Source data
>>>>>

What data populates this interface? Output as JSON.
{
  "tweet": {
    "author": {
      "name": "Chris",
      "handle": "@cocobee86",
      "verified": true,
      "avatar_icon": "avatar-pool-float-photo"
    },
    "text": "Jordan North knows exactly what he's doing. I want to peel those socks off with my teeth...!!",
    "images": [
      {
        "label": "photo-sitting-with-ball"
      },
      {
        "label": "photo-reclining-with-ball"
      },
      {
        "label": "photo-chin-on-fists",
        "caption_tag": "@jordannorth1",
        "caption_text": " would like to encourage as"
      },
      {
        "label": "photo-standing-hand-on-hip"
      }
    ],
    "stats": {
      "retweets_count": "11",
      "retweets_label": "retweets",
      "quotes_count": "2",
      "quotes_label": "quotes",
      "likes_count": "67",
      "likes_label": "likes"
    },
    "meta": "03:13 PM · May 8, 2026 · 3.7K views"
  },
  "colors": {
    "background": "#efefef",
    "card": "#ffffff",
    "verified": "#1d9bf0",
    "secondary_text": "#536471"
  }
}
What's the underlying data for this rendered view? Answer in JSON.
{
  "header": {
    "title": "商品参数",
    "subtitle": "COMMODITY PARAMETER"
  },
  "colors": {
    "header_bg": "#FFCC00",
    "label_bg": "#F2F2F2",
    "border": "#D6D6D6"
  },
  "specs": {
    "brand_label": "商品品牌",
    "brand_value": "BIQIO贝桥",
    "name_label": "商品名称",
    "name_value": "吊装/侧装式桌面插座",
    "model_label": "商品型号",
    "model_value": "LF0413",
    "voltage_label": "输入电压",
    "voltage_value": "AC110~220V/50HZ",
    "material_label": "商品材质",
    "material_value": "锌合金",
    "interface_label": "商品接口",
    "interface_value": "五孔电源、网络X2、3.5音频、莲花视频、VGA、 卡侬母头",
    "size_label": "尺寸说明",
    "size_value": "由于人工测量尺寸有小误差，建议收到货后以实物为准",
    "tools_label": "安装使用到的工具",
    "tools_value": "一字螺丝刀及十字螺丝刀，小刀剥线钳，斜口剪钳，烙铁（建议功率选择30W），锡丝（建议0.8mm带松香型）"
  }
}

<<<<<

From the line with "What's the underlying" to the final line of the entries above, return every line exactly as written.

What's the underlying data for this rendered view? Answer in JSON.
{
  "header": {
    "title": "商品参数",
    "subtitle": "COMMODITY PARAMETER"
  },
  "colors": {
    "header_bg": "#FFCC00",
    "label_bg": "#F2F2F2",
    "border": "#D6D6D6"
  },
  "specs": {
    "brand_label": "商品品牌",
    "brand_value": "BIQIO贝桥",
    "name_label": "商品名称",
    "name_value": "吊装/侧装式桌面插座",
    "model_label": "商品型号",
    "model_value": "LF0413",
    "voltage_label": "输入电压",
    "voltage_value": "AC110~220V/50HZ",
    "material_label": "商品材质",
    "material_value": "锌合金",
    "interface_label": "商品接口",
    "interface_value": "五孔电源、网络X2、3.5音频、莲花视频、VGA、 卡侬母头",
    "size_label": "尺寸说明",
    "size_value": "由于人工测量尺寸有小误差，建议收到货后以实物为准",
    "tools_label": "安装使用到的工具",
    "tools_value": "一字螺丝刀及十字螺丝刀，小刀剥线钳，斜口剪钳，烙铁（建议功率选择30W），锡丝（建议0.8mm带松香型）"
  }
}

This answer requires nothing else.